In the past year, the menswear community has really begun to feel the tides change from “slim is in” to “relaxed fit is right,” i.e. the classic “shape vs. drape” argument. I’m sure this will ultimately pass through the median “classic” point and head to the other side of the spectrum, as it always does. It is as if the menswear community is constantly trying to recover from the previous extreme, and in doing so enjoys a brief moment of classic proportions before heading into the opposite camp (or perhaps that is just my own personal experience). This pendulum behavior seems perfectly natural, and is quite nice in brief moments like these where both skinny and wide ties are passé, trouser legs are moderate in size, and the pleat/no pleat argument is a matter of taste, not some sort of ultimatum. However, it is in these instances that I feel most strongly that “classic” style can’t be unanimously described in inches of tie, lapel and trouser fabric. In my mind classic style is one part historical and one part what looks right on you. I’ve put together this look as my nod toward classic proportions, while acknowledging my own body type and personal preferences.
Some hard numbers: 3” jacket lapels, 3.25” tie, 8” trouser leg opening (slight break, classic rise, mild taper), classic-leaning (butt-covering) 29” jacket length. Nothing skinny here - except for me, of course.
Shirt - Proper Cloth | Tie - Vintage Polo RL (ebay) | Blazer - Part of a suit - Thick as Thieves | Flannel trousers - Howard Yount | Shoes: Sid Mashburn (ebay) | Pocket Square - The Tie Bar
Hank, No Tie

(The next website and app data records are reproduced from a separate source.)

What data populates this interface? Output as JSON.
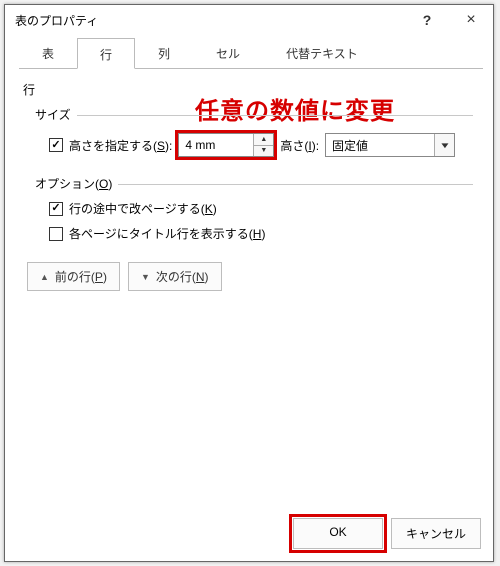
{
  "window": {
    "title": "表のプロパティ",
    "help_glyph": "?",
    "close_glyph": "×"
  },
  "tabs": [
    {
      "label": "表"
    },
    {
      "label": "行"
    },
    {
      "label": "列"
    },
    {
      "label": "セル"
    },
    {
      "label": "代替テキスト"
    }
  ],
  "active_tab_index": 1,
  "annotation": "任意の数値に変更",
  "row_panel": {
    "heading": "行",
    "size_group": {
      "legend": "サイズ",
      "specify_height": {
        "checked": true,
        "label_pre": "高さを指定する(",
        "label_key": "S",
        "label_post": "):"
      },
      "height_value": "4 mm",
      "height_label_pre": "高さ(",
      "height_label_key": "I",
      "height_label_post": "):",
      "height_rule_value": "固定値"
    },
    "options_group": {
      "legend_pre": "オプション(",
      "legend_key": "O",
      "legend_post": ")",
      "allow_break": {
        "checked": true,
        "label_pre": "行の途中で改ページする(",
        "label_key": "K",
        "label_post": ")"
      },
      "repeat_header": {
        "checked": false,
        "label_pre": "各ページにタイトル行を表示する(",
        "label_key": "H",
        "label_post": ")"
      }
    },
    "nav": {
      "prev_glyph": "▲",
      "prev_pre": "前の行(",
      "prev_key": "P",
      "prev_post": ")",
      "next_glyph": "▼",
      "next_pre": "次の行(",
      "next_key": "N",
      "next_post": ")"
    }
  },
  "footer": {
    "ok": "OK",
    "cancel": "キャンセル"
  },
  "triangles": {
    "up": "▲",
    "down": "▼"
  }
}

Hard-line traditionalists may wince, but I think a sport coat with no tie is a perfectly acceptable look. A nice one, even. In fact, when going out to a restaurant or bar, I’ll often wear a sport coat with woolen trousers and a nice shirt, but forgo the tie. This kind of ensemble is especially good in areas of the world where a necktie – no matter how casual – is still seen as somewhat of a formal statement (I’m looking at you, Bay Area).
If you decide to go tieless, I recommend at least wearing a pocket square. Not doing so can leave the look a bit unfinished. Something made out of a matte wool or linen will do better than a shiny, wet silk. The latter will have a sheen that may be too distracting when there’s no tie to counterbalance it. You might also want to tamp the square down a bit, so that it’s not sticking up too high into the air. I don’t think pocket squares should ever look too loud, but this may be even more important if you’re just wearing a square alone.
For your shirt, stick to solid light blues, or something like the soft pink that Alan Flusser is seen wearing above. Both are considered more casual than a solid white. For something even more causal still, consider shirts with stripes or checks (such as tattersalls, graph checks, or ginghams). Remember, the bolder the pattern, the more casual the shirt is considered. This kind of combination – a casual shirt and sport coat, worn with a hank, but no tie – will allow you to look sharp, but also well suited to certain casual environments.
Polo Fall 2012
Ease into the colder months with a unique mix of luxurious layers, rugged sportswear and perfectly tailored suits.
Grey Flannels, available at No.3 Clifford Street.